*** Opening Listed records ***
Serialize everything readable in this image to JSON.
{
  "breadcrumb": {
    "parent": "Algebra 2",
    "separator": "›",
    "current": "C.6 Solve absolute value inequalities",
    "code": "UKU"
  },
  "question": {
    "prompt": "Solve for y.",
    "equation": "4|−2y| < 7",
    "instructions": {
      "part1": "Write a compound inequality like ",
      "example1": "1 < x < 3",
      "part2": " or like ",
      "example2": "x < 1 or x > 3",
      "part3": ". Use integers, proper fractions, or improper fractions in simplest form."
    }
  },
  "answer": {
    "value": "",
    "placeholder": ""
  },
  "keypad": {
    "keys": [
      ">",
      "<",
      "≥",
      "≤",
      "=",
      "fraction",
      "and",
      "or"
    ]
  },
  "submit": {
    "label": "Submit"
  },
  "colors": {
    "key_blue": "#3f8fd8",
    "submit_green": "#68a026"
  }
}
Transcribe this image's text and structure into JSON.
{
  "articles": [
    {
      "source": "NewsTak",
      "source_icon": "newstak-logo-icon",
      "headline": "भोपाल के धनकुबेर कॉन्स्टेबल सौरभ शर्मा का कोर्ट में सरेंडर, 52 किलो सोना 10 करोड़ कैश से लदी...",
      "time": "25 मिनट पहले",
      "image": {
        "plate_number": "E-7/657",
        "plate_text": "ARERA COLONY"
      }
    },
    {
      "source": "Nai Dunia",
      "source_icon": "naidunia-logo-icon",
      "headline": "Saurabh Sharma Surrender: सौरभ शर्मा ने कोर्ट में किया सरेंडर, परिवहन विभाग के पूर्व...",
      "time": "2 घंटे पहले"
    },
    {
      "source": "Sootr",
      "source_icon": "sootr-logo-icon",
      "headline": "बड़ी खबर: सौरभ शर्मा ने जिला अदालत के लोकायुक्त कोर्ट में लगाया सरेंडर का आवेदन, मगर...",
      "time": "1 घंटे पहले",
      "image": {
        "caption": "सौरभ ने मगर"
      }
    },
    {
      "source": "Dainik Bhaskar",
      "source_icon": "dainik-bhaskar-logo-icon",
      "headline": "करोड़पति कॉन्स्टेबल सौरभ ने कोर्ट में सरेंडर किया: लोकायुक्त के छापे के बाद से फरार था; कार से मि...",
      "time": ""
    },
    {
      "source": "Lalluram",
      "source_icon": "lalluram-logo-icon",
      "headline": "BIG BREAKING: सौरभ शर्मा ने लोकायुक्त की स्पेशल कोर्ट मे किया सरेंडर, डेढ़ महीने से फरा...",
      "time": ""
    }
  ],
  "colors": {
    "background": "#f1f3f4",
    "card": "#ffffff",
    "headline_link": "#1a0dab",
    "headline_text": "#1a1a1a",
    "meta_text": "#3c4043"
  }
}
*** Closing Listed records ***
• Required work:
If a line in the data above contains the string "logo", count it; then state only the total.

• Written solution:
5